The Sea The Sea is in itself a curious name. Is it taken from the Iris Murdoch novel from the late seventies, or some separate inspiration? It conjures images of beautiful nature and the repetitive band name signifies the weight of the duo’s ability to get its point across. It does convey its feelings well in these here songs. This is the duo’s debut album.
One of the first things about this folk (country) record is the clarity of vocals and just how to the fore both the male and female voices seem. It’s startling and often beautiful. The instrumentation is fittingly delightful and the package over the 13 songs is a really pleasant one. It never quite catches fire until the last minute of ‘Boat Song’, and it doesn’t seem music to have in the foreground for too long, as it surely works more perfectly as a backdrop or even film music. Nevertheless there is much here to admire.
Once you get into the vibe of the album it bears wondrous fruits. It does what it does very well. Every song is beautiful and the two voices work magnificently together. The title track has its hooks in you in its lovely manner, all hugs and kisses, enticing you to persist with the record. It’s definitely worth a full listen. There is much beauty on display. All manner of folk instruments litter the album and it almost feels like the man and woman in question have sailed out to sea with a boat load of instruments and the sounds they created are their own ode to the sea. The horror of it, the beauty, the calm, the waves curling up around and swallowing them forever.
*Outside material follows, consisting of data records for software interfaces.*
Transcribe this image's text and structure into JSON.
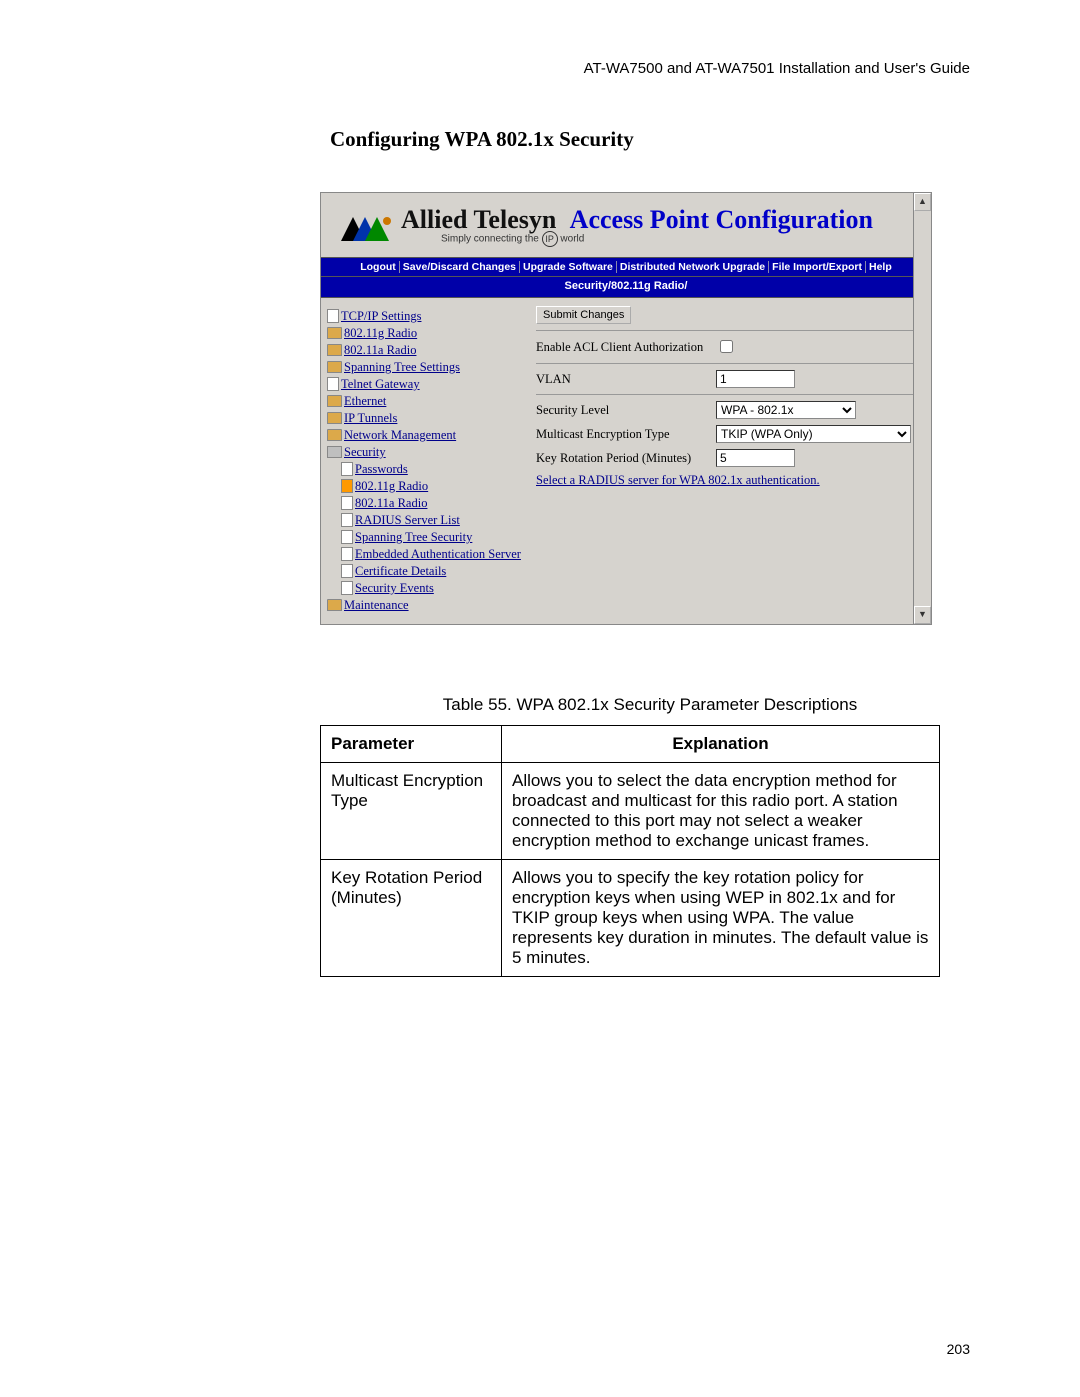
{
  "doc_header": "AT-WA7500 and AT-WA7501 Installation and User's Guide",
  "section_title": "Configuring WPA 802.1x Security",
  "page_number": "203",
  "screenshot": {
    "brand_left": "Allied Telesyn",
    "brand_right": "Access Point Configuration",
    "brand_sub_pre": "Simply connecting the",
    "brand_sub_ip": "IP",
    "brand_sub_post": "world",
    "menu": [
      "Logout",
      "Save/Discard Changes",
      "Upgrade Software",
      "Distributed Network Upgrade",
      "File Import/Export",
      "Help"
    ],
    "breadcrumb": "Security/802.11g Radio/",
    "nav": [
      {
        "icon": "icon-page",
        "label": "TCP/IP Settings",
        "indent": 0
      },
      {
        "icon": "icon-folder",
        "label": "802.11g Radio",
        "indent": 0
      },
      {
        "icon": "icon-folder",
        "label": "802.11a Radio",
        "indent": 0
      },
      {
        "icon": "icon-folder",
        "label": "Spanning Tree Settings",
        "indent": 0
      },
      {
        "icon": "icon-page",
        "label": "Telnet Gateway",
        "indent": 0
      },
      {
        "icon": "icon-folder",
        "label": "Ethernet",
        "indent": 0
      },
      {
        "icon": "icon-folder",
        "label": "IP Tunnels",
        "indent": 0
      },
      {
        "icon": "icon-folder",
        "label": "Network Management",
        "indent": 0
      },
      {
        "icon": "icon-folder-open",
        "label": "Security",
        "indent": 0
      },
      {
        "icon": "icon-page",
        "label": "Passwords",
        "indent": 1
      },
      {
        "icon": "icon-page orange",
        "label": "802.11g Radio",
        "indent": 1
      },
      {
        "icon": "icon-page",
        "label": "802.11a Radio",
        "indent": 1
      },
      {
        "icon": "icon-page",
        "label": "RADIUS Server List",
        "indent": 1
      },
      {
        "icon": "icon-page",
        "label": "Spanning Tree Security",
        "indent": 1
      },
      {
        "icon": "icon-page",
        "label": "Embedded Authentication Server",
        "indent": 1
      },
      {
        "icon": "icon-page",
        "label": "Certificate Details",
        "indent": 1
      },
      {
        "icon": "icon-page",
        "label": "Security Events",
        "indent": 1
      },
      {
        "icon": "icon-folder",
        "label": "Maintenance",
        "indent": 0
      }
    ],
    "submit_label": "Submit Changes",
    "fields": {
      "acl_label": "Enable ACL Client Authorization",
      "vlan_label": "VLAN",
      "vlan_value": "1",
      "seclevel_label": "Security Level",
      "seclevel_value": "WPA - 802.1x",
      "mcast_label": "Multicast Encryption Type",
      "mcast_value": "TKIP (WPA Only)",
      "rotation_label": "Key Rotation Period (Minutes)",
      "rotation_value": "5",
      "radius_link": "Select a RADIUS server for WPA 802.1x authentication."
    }
  },
  "table": {
    "caption": "Table 55. WPA 802.1x Security Parameter Descriptions",
    "head_param": "Parameter",
    "head_expl": "Explanation",
    "rows": [
      {
        "param": "Multicast Encryption Type",
        "expl": "Allows you to select the data encryption method for broadcast and multicast for this radio port. A station connected to this port may not select a weaker encryption method to exchange unicast frames."
      },
      {
        "param": "Key Rotation Period (Minutes)",
        "expl": "Allows you to specify the key rotation policy for encryption keys when using WEP in 802.1x and for TKIP group keys when using WPA. The value represents key duration in minutes. The default value is 5 minutes."
      }
    ]
  }
}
These songs are like the children of the sea. The duo made love to the waves with their voices and instruments and here we have the results. It has a gentle delicate grace that is not so common in music these days, and it surely gives hope for the future of the act, who are hopefully just getting going, and just finding out what they themselves are about and are capable of. It feels real and not over polished, like the raw magic of the sea’s waves.
In short, a lovely beginning to this couple’s career, and by way of a first bookend on a shelf, it’s a rather luscious one indeed.